(Problem requirements): Check every line of the entries for "result", and copy the lines that hold it.

+---+

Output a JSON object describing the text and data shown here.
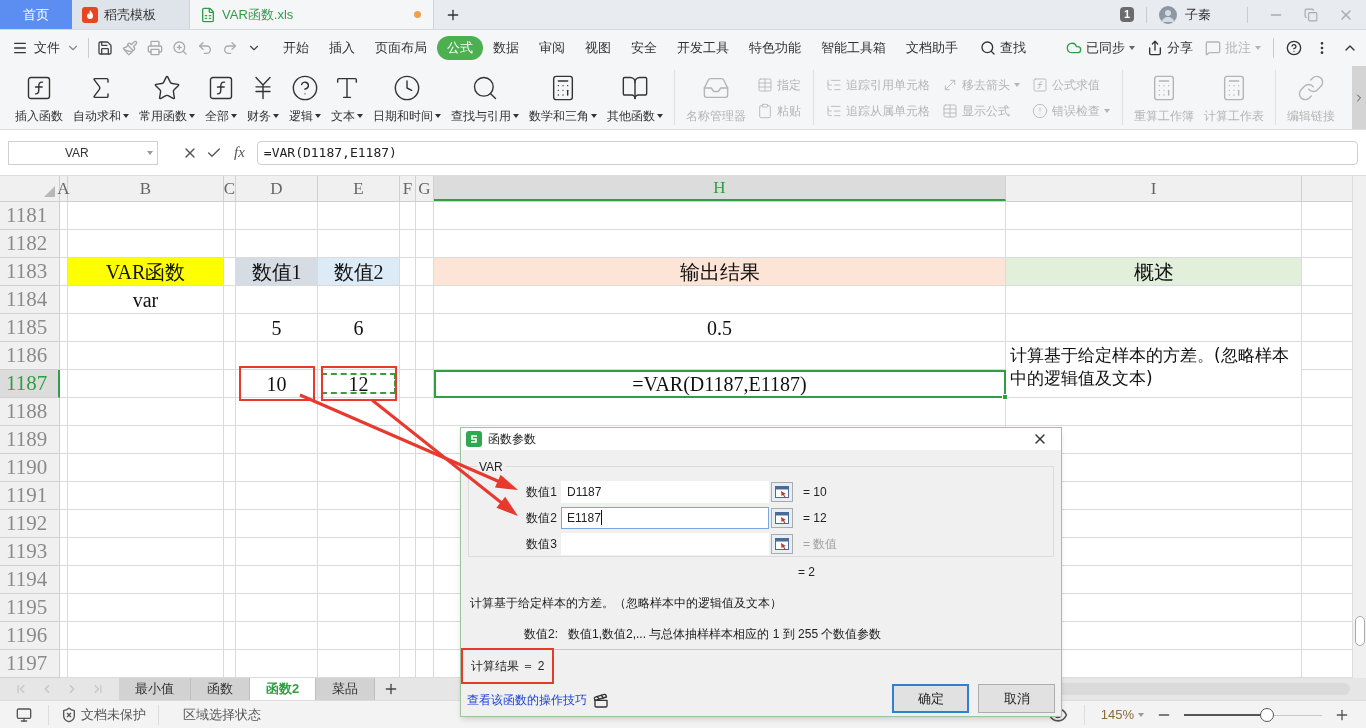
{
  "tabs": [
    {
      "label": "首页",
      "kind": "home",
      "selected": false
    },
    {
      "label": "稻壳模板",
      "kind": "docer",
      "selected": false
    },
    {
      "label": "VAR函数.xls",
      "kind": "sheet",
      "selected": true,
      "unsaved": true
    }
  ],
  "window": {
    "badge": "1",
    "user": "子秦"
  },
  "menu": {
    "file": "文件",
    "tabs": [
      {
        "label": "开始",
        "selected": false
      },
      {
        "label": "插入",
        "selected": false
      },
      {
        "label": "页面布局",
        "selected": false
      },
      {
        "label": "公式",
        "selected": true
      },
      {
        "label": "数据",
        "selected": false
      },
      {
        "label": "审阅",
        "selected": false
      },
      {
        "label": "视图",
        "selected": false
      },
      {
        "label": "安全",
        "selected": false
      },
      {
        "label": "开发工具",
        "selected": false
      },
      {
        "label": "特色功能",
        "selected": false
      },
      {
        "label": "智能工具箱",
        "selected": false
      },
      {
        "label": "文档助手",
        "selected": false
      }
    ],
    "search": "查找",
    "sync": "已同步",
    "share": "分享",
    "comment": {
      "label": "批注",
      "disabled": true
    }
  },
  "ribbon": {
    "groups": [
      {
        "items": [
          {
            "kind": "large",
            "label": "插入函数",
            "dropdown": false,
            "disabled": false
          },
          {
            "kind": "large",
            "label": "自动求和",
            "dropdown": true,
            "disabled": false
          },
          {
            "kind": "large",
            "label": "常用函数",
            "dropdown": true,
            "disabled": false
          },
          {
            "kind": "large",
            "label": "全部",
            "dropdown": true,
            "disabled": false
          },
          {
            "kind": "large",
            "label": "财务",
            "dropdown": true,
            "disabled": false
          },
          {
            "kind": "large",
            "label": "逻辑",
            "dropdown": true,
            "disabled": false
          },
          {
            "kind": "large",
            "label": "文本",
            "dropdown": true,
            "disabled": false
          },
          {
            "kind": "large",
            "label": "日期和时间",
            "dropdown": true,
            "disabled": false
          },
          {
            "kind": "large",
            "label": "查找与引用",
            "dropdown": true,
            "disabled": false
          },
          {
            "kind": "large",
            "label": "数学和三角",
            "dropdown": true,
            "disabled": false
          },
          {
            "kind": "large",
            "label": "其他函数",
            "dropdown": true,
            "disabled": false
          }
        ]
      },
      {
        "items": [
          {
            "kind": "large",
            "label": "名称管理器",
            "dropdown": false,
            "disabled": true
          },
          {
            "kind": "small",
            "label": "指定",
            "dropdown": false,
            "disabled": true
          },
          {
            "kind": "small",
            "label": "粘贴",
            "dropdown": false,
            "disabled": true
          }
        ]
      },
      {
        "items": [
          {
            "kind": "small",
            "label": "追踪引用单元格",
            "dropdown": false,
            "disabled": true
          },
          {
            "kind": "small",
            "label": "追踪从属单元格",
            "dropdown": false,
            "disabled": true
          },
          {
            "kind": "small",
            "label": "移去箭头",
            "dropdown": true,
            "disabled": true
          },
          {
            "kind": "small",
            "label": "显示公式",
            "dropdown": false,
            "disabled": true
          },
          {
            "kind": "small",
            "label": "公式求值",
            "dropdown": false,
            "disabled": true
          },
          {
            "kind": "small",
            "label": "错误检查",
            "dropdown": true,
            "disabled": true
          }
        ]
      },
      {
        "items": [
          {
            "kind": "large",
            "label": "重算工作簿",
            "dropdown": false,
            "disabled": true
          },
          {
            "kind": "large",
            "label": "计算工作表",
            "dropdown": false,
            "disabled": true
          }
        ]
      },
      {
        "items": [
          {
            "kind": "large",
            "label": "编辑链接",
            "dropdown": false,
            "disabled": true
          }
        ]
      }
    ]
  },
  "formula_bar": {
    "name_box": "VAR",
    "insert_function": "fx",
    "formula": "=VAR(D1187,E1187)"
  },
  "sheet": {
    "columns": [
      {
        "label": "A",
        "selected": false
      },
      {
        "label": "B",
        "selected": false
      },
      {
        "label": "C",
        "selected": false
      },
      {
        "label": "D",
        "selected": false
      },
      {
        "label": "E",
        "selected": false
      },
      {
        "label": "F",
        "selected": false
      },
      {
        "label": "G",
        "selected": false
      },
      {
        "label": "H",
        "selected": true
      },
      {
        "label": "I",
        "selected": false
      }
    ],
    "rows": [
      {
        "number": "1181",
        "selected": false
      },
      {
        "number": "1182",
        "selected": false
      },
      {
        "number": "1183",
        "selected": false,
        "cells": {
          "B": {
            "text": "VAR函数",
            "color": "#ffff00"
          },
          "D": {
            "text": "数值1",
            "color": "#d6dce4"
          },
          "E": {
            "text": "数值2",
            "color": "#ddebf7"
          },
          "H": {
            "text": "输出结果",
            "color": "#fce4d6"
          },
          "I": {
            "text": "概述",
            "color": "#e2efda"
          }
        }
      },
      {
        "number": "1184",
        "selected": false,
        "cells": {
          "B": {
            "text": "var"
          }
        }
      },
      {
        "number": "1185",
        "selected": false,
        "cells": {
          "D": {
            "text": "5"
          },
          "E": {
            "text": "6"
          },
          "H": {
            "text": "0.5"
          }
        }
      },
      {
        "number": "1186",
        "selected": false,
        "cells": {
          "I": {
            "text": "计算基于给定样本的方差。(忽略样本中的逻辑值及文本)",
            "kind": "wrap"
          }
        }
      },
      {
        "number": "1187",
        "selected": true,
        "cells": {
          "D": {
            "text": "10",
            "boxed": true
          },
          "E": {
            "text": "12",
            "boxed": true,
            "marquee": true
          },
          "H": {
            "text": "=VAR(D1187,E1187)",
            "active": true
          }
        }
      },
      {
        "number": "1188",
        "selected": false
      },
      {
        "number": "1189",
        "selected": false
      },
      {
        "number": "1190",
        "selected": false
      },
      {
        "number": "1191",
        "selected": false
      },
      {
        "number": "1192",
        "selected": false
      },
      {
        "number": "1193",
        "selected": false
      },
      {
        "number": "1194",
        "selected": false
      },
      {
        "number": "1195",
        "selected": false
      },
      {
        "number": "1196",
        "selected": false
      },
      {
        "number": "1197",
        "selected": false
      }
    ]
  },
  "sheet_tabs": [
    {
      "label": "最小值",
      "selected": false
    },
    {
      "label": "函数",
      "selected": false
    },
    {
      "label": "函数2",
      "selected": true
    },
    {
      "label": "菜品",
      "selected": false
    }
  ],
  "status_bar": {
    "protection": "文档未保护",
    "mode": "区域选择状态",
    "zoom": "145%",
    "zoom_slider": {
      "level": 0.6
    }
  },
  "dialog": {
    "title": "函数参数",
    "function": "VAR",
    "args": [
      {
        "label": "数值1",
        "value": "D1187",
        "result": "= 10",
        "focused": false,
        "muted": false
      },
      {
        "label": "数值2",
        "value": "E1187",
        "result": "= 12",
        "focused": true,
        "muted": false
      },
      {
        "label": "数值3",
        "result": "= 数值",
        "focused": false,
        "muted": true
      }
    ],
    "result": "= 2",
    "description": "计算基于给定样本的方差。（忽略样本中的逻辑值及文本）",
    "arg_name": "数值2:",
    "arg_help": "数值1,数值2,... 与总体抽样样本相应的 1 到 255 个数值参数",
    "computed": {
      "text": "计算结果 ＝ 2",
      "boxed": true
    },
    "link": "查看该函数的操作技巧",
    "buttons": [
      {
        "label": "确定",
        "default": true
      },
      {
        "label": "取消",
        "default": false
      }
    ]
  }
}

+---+

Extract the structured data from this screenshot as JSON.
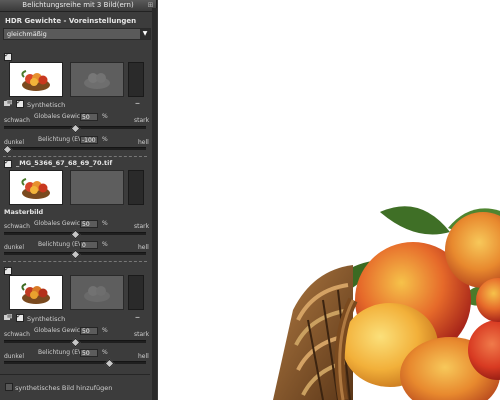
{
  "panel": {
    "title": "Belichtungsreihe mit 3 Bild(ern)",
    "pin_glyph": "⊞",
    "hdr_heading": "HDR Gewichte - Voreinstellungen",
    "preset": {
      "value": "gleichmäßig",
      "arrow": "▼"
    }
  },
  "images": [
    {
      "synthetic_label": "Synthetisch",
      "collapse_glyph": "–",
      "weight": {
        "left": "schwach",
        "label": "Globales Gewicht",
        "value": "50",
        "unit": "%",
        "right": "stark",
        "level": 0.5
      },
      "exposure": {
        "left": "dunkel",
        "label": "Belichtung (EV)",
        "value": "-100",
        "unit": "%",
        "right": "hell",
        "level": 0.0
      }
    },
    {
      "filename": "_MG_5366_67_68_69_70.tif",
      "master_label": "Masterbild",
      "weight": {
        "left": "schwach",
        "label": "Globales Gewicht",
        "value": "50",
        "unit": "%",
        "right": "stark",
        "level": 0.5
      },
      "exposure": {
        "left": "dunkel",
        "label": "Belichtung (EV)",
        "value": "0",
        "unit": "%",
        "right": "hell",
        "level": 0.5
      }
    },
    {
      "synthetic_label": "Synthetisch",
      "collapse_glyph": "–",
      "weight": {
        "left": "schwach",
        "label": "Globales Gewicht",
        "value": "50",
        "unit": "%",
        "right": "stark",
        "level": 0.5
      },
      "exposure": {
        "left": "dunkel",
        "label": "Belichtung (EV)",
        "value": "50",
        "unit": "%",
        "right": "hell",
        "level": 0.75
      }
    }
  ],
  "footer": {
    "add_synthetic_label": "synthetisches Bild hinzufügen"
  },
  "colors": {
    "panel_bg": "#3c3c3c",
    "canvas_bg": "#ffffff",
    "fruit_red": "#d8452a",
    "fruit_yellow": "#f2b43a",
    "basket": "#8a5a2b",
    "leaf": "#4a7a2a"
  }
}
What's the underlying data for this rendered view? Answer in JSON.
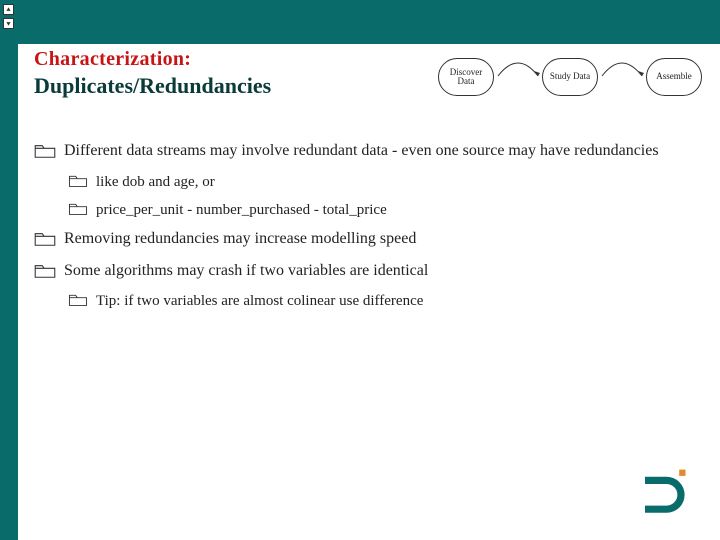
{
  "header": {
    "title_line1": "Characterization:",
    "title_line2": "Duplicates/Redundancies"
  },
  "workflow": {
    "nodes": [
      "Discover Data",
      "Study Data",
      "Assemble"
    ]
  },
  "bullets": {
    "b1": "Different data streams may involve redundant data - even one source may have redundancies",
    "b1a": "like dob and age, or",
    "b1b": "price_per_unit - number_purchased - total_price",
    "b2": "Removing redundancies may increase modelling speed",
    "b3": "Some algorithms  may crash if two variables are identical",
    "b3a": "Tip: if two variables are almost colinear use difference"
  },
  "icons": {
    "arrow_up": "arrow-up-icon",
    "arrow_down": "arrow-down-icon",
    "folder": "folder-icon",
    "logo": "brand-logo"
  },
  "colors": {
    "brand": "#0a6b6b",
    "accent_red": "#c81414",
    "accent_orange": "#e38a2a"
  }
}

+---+

(Response):
        "result": "= 10",
        "result": "= 12",
        "result": "= 数值",
    "result": "= 2",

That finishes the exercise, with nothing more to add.